===== EXCERPTED DATA

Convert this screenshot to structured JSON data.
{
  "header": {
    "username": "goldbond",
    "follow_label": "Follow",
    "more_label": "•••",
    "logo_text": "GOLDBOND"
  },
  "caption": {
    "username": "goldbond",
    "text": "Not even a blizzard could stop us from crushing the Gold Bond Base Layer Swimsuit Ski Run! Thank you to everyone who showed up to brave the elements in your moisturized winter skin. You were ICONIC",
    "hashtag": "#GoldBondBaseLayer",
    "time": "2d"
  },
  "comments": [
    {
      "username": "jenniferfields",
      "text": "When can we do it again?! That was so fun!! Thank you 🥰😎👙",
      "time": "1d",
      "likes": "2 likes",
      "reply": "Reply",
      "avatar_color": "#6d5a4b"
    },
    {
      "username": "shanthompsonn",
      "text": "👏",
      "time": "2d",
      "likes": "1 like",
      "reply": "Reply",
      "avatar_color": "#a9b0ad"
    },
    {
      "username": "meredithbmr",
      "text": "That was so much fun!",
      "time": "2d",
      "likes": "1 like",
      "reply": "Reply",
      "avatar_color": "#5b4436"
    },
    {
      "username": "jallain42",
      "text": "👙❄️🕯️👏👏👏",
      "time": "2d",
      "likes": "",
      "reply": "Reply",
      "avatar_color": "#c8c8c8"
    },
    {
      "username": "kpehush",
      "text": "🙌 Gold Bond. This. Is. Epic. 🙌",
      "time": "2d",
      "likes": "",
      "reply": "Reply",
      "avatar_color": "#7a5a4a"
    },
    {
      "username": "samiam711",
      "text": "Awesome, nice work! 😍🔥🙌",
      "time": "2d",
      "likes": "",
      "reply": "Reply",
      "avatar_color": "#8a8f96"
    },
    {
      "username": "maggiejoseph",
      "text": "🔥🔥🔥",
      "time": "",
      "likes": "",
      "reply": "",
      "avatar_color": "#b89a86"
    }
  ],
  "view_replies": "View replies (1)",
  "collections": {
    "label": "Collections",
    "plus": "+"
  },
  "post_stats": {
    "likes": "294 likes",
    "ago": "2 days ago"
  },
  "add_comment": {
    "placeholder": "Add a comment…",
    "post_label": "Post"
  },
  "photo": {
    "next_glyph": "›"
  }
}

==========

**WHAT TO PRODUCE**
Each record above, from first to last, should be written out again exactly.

**SOLUTION BELOW**
Convert this screenshot to structured JSON data.
{
  "header": {
    "username": "goldbond",
    "follow_label": "Follow",
    "more_label": "•••",
    "logo_text": "GOLDBOND"
  },
  "caption": {
    "username": "goldbond",
    "text": "Not even a blizzard could stop us from crushing the Gold Bond Base Layer Swimsuit Ski Run! Thank you to everyone who showed up to brave the elements in your moisturized winter skin. You were ICONIC",
    "hashtag": "#GoldBondBaseLayer",
    "time": "2d"
  },
  "comments": [
    {
      "username": "jenniferfields",
      "text": "When can we do it again?! That was so fun!! Thank you 🥰😎👙",
      "time": "1d",
      "likes": "2 likes",
      "reply": "Reply",
      "avatar_color": "#6d5a4b"
    },
    {
      "username": "shanthompsonn",
      "text": "👏",
      "time": "2d",
      "likes": "1 like",
      "reply": "Reply",
      "avatar_color": "#a9b0ad"
    },
    {
      "username": "meredithbmr",
      "text": "That was so much fun!",
      "time": "2d",
      "likes": "1 like",
      "reply": "Reply",
      "avatar_color": "#5b4436"
    },
    {
      "username": "jallain42",
      "text": "👙❄️🕯️👏👏👏",
      "time": "2d",
      "likes": "",
      "reply": "Reply",
      "avatar_color": "#c8c8c8"
    },
    {
      "username": "kpehush",
      "text": "🙌 Gold Bond. This. Is. Epic. 🙌",
      "time": "2d",
      "likes": "",
      "reply": "Reply",
      "avatar_color": "#7a5a4a"
    },
    {
      "username": "samiam711",
      "text": "Awesome, nice work! 😍🔥🙌",
      "time": "2d",
      "likes": "",
      "reply": "Reply",
      "avatar_color": "#8a8f96"
    },
    {
      "username": "maggiejoseph",
      "text": "🔥🔥🔥",
      "time": "",
      "likes": "",
      "reply": "",
      "avatar_color": "#b89a86"
    }
  ],
  "view_replies": "View replies (1)",
  "collections": {
    "label": "Collections",
    "plus": "+"
  },
  "post_stats": {
    "likes": "294 likes",
    "ago": "2 days ago"
  },
  "add_comment": {
    "placeholder": "Add a comment…",
    "post_label": "Post"
  },
  "photo": {
    "next_glyph": "›"
  }
}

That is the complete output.